60 Minutes has always been a special place for me — the format hasn’t changed much in decades, and yet it still remains a sacred ground for storytelling and journalism. That’s thanks in part to Don Hewitt, who created the show and knew the best way to keep it relevant was to hire the best storytellers in the business.
Morley Safer was one of those storytellers. He died today at the age of 84, just a week after he retired from 60 Minutes. Although his age showed in recent years, his ability to find the heart of a good story was as sharp as ever. He and his trademark style will be sorely missed.
I wanted to share this picture of Safer in 1975 (on the far left) with three of the show’s other legends — from left to right: Dan Rather, Mike Wallace, and Hewitt. It’s always humbling to see photos like this, candid images of stories being crafted by some of television’s greatest news figures. And while three of the four men in the picture are gone (Rather is still alive; he was born just a few days earlier than Safer), their legacies still live on with journalists all around the world.
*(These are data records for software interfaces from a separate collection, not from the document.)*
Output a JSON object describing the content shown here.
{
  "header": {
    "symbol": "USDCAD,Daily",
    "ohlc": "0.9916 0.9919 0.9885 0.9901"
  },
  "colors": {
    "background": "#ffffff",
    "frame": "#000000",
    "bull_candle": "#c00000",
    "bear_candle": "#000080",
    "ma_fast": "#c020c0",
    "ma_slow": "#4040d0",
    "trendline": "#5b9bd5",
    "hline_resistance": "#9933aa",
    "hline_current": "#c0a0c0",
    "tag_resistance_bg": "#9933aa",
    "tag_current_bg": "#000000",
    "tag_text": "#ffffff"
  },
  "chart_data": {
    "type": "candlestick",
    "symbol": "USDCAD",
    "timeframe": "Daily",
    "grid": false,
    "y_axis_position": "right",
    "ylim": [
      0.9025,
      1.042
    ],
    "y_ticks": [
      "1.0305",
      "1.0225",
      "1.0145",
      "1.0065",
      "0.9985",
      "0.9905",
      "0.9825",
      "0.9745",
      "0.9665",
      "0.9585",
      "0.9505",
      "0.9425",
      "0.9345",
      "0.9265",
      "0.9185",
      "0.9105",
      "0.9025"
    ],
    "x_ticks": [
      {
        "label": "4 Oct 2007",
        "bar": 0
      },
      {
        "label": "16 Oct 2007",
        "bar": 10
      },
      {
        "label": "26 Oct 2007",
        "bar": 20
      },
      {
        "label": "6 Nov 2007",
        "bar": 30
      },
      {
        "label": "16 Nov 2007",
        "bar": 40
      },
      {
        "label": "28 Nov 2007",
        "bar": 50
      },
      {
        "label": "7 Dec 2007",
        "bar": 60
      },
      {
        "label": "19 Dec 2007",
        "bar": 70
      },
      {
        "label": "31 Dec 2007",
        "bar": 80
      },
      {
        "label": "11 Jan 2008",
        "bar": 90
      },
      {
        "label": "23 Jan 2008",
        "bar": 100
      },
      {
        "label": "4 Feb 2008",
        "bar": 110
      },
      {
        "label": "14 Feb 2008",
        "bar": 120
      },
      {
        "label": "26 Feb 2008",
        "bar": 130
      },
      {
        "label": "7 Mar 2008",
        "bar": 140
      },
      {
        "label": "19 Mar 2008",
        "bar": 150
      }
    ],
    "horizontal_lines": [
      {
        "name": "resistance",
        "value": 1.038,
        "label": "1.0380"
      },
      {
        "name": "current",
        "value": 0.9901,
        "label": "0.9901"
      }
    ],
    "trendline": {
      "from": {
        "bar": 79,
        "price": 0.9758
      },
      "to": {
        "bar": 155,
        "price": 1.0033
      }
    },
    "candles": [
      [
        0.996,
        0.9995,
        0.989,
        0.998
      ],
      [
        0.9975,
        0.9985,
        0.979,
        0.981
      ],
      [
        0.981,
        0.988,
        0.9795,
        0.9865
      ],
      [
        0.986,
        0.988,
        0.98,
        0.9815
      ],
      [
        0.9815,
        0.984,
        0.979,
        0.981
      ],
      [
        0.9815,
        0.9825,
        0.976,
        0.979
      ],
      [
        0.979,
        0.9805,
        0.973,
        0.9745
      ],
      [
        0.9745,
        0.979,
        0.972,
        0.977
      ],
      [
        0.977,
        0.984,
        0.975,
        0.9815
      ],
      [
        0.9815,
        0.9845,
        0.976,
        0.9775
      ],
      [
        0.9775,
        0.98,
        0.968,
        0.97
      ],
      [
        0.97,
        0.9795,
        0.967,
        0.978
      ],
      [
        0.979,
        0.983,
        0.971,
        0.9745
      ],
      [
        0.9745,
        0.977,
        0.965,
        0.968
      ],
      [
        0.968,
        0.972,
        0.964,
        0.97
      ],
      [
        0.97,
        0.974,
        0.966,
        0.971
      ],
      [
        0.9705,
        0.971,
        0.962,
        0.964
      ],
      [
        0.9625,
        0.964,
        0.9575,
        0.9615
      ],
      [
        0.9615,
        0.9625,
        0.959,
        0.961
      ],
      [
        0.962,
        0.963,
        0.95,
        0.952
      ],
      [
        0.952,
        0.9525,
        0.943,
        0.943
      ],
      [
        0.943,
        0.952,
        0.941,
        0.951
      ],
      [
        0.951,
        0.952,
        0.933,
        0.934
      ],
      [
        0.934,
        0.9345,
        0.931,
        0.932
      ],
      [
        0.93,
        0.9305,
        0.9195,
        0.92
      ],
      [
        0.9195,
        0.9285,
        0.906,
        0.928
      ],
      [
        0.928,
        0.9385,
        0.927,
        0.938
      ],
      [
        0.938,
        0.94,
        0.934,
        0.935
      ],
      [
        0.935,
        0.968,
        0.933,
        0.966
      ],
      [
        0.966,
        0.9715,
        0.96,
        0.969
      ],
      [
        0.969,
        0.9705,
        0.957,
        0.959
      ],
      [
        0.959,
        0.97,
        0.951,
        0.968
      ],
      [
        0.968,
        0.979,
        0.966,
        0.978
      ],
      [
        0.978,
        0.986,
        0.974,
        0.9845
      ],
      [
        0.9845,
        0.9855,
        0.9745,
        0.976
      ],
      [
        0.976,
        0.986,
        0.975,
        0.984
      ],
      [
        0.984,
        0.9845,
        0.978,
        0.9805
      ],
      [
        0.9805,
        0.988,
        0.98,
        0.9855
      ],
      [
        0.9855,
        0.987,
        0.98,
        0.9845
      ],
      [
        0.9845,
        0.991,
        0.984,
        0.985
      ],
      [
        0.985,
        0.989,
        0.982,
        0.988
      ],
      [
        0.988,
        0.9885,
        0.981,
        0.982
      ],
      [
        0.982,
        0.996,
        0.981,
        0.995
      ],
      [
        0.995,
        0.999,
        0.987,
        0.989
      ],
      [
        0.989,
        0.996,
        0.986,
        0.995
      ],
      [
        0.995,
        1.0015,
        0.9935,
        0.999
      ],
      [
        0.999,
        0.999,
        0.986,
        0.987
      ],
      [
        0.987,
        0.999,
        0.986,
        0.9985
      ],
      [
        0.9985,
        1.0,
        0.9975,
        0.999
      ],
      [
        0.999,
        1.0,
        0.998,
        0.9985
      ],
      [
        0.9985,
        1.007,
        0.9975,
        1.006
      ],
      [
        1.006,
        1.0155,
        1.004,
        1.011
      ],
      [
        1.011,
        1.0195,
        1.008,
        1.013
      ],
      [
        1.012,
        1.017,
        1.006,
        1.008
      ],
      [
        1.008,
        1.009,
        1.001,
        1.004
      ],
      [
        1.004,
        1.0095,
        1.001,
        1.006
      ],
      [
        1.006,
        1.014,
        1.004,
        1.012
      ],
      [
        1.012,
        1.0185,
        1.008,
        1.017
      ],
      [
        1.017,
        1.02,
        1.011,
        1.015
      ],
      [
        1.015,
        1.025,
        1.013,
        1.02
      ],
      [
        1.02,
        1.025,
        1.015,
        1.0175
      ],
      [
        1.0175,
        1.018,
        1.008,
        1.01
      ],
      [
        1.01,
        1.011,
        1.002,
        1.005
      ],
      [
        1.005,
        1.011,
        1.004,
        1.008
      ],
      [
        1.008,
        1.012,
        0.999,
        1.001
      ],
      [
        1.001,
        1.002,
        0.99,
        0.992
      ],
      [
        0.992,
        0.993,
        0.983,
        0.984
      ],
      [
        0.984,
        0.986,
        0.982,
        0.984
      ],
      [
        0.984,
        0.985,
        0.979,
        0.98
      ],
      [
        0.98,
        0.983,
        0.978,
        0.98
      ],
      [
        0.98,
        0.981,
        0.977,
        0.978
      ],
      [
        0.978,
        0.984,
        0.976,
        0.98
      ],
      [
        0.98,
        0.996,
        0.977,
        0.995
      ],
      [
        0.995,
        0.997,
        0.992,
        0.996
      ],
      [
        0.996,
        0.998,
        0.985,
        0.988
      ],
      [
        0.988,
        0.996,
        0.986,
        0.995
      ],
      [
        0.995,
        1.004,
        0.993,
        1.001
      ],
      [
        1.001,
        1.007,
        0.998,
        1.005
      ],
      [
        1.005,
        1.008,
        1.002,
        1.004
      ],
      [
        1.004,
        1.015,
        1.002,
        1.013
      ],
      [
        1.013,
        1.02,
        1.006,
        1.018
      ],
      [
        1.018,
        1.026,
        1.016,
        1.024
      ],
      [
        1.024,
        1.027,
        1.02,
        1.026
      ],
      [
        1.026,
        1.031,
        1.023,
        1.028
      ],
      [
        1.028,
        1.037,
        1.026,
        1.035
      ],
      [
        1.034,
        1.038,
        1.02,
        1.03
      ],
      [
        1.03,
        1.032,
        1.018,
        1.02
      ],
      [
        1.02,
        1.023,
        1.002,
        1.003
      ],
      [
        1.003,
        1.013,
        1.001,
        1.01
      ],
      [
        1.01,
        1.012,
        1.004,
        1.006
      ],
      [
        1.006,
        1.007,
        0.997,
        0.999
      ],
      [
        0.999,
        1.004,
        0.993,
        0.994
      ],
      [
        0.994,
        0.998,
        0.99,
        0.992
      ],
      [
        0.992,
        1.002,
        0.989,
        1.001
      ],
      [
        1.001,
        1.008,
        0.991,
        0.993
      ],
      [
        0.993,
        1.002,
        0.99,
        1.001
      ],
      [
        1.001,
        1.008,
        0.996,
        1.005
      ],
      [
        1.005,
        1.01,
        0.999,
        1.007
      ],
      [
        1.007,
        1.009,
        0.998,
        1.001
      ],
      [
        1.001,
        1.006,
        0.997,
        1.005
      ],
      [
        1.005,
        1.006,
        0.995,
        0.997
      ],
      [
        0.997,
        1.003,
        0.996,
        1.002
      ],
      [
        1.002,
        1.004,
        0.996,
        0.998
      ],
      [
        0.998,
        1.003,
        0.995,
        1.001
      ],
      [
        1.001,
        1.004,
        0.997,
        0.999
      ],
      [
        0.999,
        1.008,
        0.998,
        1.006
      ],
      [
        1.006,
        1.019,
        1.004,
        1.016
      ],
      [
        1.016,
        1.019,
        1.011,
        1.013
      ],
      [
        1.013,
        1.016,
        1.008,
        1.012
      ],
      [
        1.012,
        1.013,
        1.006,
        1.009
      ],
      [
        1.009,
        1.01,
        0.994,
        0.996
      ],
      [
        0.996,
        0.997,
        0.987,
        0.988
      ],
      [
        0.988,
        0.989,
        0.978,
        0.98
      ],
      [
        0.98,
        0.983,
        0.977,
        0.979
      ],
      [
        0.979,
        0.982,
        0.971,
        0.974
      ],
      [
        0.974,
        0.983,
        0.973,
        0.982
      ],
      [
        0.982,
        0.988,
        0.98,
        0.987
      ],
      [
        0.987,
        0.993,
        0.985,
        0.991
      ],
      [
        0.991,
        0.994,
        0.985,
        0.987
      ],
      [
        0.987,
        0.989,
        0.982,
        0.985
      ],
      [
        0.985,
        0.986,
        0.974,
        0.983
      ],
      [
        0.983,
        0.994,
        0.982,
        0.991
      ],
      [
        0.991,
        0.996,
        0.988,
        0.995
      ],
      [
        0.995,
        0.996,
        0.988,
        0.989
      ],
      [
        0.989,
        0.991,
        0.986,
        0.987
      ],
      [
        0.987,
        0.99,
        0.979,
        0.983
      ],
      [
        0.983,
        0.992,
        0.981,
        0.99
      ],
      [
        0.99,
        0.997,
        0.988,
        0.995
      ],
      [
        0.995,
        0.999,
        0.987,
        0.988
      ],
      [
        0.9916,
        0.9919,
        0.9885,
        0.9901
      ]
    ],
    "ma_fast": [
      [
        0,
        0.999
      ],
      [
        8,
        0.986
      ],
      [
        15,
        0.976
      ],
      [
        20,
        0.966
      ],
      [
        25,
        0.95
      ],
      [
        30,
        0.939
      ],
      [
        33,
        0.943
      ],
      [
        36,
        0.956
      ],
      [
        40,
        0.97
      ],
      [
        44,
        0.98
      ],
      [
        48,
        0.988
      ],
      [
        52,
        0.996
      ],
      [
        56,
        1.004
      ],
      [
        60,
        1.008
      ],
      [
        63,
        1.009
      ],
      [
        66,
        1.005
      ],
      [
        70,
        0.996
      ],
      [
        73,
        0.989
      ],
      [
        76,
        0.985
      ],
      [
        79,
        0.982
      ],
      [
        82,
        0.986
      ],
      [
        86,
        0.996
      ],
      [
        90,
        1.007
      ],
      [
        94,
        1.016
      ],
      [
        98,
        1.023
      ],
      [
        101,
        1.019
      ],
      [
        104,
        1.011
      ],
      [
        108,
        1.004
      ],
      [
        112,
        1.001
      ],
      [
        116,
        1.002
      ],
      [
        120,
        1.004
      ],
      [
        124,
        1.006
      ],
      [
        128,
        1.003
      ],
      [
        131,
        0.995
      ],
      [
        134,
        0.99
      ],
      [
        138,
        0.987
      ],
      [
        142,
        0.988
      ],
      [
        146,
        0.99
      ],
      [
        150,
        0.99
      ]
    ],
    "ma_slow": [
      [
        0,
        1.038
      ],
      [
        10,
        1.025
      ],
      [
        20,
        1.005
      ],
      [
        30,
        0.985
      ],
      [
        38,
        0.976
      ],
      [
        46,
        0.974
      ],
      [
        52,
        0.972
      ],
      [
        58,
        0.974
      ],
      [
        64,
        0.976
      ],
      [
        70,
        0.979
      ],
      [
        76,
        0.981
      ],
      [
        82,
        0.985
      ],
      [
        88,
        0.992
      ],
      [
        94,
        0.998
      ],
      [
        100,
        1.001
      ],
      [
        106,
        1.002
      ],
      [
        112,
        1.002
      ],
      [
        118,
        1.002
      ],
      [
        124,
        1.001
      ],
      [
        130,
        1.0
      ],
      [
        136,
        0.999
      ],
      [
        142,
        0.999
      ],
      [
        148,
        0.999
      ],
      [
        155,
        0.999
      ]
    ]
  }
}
I’m happy to be one of those journalists, and I only hope I have a career as colorful and enduring as the one that Morley Safer created for himself.